The feasibility of spontaneous ignition is extremely important to the success of AIP (air injection process) projects. However, no laboratory experiments were reported on the detection of crude oil spontaneous ignition during AIP. The initial intention of the thermal experiments is to screen candidate oil reservoirs for the application of AIP in a faster and less expensive way than combustion tube tests. However, instead of performing a feasibility study, most of the research only employed thermal experiments as a tool to obtain kinetic data and to characterize the thermal-oxidative behavior for different crude oil samples. The question of how to use the thermal experiments to determine the feasibility of spontaneous ignition has not been answered yet. This study proposes a practical method to investigate the spontaneous ignition feasibility during AIP, which directly relates the oil reactivity and reservoir properties. An example of the application of this method was presented in this paper, where a mixture of a light oil and sand was tested by the TGA and DSC to obtain the kinetic data and net heat. The obtained parameters were then used to evaluate the feasibility of spontaneous ignition. The results showed that the tested oil and sand mixture cannot lead to spontaneous ignition due to crude oil's insufficient reactivity. Furthermore, the typical crude oil kinetic data and reservoir conditions were used to investigate the screening criteria for spontaneous ignition. The results indicated that the crude oil's activation energy and frequency factor need to be less than 60 kJ/mole and higher than 2 s−1, respectively, in order to satisfy the need of spontaneous ignition.

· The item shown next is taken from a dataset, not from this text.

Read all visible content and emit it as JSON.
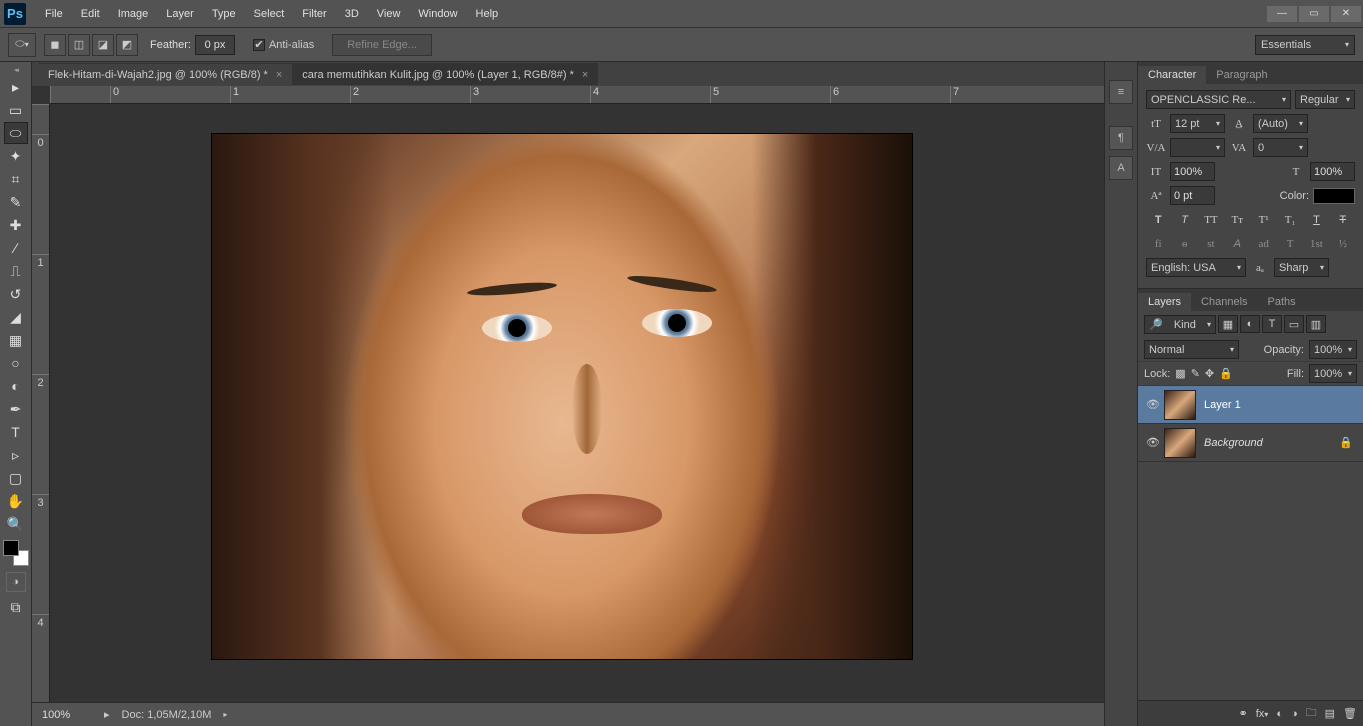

|State||Published - Sep 26 2019|
- Air injection
- Crude oil
- Enhanced oil recovery
- Spontaneous ignition